+++ Source material

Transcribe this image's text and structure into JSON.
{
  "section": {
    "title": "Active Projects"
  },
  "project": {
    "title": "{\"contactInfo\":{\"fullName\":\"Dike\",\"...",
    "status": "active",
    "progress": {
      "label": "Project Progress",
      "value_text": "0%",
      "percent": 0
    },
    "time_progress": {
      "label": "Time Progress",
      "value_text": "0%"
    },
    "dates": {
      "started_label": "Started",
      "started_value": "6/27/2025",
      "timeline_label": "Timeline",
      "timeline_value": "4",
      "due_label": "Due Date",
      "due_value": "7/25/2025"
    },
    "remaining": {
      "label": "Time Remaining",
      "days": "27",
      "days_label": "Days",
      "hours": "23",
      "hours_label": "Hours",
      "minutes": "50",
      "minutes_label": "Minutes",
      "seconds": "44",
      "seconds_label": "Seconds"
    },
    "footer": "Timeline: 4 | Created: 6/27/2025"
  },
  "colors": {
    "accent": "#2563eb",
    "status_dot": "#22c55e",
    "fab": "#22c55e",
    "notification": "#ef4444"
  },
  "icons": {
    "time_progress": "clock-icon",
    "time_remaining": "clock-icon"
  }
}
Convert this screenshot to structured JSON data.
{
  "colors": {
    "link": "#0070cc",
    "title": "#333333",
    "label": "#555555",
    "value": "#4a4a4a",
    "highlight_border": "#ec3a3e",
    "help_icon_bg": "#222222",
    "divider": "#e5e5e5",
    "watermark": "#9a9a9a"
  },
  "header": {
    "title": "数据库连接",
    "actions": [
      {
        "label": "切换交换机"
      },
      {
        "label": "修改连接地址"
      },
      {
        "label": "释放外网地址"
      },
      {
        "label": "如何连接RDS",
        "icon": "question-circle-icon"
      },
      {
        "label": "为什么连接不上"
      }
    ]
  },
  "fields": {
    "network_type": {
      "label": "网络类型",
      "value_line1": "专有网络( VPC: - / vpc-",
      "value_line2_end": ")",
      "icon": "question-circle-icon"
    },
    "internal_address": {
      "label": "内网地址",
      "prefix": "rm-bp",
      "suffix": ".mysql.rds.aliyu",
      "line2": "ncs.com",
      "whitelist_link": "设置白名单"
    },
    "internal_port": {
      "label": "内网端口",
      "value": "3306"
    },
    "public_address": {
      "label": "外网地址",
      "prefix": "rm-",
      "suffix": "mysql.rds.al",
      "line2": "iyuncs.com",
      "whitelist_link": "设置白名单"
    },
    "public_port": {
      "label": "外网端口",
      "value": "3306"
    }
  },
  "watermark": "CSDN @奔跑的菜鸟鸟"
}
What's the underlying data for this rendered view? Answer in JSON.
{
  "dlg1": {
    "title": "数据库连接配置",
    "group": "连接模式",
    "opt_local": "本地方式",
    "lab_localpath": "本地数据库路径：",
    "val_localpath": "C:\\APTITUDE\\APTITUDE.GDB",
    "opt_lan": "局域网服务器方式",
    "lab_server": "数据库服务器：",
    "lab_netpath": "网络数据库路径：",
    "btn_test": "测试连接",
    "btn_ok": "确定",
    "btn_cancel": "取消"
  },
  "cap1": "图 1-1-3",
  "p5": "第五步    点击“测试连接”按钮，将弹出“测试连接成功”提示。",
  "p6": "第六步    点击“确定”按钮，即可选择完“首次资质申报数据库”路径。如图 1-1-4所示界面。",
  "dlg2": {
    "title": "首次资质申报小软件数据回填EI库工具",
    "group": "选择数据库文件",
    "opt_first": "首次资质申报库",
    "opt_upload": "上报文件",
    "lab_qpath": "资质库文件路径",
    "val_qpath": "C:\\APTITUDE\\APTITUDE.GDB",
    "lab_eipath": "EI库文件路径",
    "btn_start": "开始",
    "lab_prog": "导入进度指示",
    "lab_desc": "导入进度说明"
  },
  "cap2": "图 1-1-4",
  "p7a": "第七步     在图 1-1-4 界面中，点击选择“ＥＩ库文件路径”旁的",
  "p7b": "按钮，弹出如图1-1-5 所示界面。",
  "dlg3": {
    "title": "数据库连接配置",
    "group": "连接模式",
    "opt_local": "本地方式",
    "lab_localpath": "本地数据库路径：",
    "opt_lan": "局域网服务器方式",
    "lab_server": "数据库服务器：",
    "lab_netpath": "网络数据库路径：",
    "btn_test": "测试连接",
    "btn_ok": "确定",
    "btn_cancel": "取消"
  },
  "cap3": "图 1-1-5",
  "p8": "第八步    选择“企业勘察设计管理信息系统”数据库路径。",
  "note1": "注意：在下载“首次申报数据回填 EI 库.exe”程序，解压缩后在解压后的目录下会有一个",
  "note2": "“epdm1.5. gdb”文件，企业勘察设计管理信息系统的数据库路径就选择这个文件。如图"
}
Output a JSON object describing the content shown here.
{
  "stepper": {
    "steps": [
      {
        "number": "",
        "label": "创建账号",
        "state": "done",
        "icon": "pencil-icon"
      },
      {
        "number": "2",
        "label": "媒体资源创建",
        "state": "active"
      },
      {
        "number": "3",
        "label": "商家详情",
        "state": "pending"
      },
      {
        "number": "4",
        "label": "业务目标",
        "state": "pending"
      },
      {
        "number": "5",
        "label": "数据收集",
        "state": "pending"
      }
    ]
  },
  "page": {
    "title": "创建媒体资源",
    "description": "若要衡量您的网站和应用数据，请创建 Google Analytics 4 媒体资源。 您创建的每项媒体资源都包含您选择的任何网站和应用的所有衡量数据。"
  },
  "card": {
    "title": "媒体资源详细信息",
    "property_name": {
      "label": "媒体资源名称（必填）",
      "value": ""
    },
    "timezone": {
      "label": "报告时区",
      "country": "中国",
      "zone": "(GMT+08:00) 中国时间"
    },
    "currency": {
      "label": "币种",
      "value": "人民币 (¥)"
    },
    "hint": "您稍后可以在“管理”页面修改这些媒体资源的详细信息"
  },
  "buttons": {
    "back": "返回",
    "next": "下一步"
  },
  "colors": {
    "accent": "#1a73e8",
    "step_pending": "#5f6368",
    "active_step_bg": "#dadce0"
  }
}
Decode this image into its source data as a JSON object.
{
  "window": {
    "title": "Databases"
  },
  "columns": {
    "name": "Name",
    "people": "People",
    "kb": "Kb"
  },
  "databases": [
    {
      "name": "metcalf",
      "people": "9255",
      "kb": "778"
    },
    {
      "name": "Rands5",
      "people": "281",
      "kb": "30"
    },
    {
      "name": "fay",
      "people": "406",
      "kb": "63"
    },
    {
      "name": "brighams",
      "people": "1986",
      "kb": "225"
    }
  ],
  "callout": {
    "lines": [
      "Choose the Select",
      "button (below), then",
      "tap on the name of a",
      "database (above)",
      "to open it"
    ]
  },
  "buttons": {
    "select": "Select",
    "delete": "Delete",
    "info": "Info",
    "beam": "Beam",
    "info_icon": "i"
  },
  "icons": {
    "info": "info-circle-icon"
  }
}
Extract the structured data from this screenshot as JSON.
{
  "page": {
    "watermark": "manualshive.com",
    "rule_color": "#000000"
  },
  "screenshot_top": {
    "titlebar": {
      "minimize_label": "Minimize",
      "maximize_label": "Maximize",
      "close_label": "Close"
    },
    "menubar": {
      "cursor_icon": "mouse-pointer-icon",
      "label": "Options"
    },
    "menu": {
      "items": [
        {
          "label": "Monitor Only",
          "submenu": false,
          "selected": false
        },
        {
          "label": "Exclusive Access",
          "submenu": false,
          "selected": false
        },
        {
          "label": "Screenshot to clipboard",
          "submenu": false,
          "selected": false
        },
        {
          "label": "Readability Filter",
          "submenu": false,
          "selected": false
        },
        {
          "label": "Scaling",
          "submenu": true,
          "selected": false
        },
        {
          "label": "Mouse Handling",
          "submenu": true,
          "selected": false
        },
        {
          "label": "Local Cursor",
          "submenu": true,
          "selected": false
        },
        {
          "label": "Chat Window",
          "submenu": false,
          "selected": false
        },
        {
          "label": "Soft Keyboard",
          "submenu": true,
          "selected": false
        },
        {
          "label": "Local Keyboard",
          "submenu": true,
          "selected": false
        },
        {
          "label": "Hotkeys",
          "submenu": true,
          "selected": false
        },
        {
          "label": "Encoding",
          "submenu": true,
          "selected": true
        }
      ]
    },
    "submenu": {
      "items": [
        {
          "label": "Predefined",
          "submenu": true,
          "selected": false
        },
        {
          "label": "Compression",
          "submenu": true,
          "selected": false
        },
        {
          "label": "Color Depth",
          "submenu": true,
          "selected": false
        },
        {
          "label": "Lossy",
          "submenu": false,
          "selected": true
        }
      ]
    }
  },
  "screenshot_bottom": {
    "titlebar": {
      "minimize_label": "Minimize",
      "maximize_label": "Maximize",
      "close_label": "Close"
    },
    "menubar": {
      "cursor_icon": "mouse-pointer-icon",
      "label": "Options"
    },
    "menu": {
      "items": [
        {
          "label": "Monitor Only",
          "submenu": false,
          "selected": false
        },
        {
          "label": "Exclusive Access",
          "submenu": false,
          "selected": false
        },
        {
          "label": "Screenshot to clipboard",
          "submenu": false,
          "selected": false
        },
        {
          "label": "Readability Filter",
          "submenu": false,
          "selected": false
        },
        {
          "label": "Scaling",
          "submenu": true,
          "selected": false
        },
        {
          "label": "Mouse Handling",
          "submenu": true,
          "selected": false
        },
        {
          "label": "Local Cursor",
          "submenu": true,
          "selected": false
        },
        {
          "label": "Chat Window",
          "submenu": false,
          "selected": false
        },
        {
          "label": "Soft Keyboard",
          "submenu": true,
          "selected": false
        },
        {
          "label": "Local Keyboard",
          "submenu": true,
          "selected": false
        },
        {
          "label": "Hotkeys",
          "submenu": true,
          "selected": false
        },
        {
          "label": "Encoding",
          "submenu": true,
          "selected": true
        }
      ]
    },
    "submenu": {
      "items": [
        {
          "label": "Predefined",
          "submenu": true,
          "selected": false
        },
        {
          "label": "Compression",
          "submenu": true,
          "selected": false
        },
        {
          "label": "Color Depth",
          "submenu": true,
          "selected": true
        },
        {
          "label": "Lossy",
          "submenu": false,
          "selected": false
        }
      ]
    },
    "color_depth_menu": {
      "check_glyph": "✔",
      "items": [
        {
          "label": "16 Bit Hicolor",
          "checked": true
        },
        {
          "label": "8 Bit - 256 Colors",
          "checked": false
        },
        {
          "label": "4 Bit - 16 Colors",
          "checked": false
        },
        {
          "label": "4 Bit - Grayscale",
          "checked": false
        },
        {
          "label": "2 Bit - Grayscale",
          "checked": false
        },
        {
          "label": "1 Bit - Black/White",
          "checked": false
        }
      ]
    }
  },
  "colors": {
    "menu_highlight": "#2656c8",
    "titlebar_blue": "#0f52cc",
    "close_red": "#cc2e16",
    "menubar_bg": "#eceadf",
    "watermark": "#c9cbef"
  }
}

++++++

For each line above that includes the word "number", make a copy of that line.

        "number": "",
        "number": "2",
        "number": "3",
        "number": "4",
        "number": "5",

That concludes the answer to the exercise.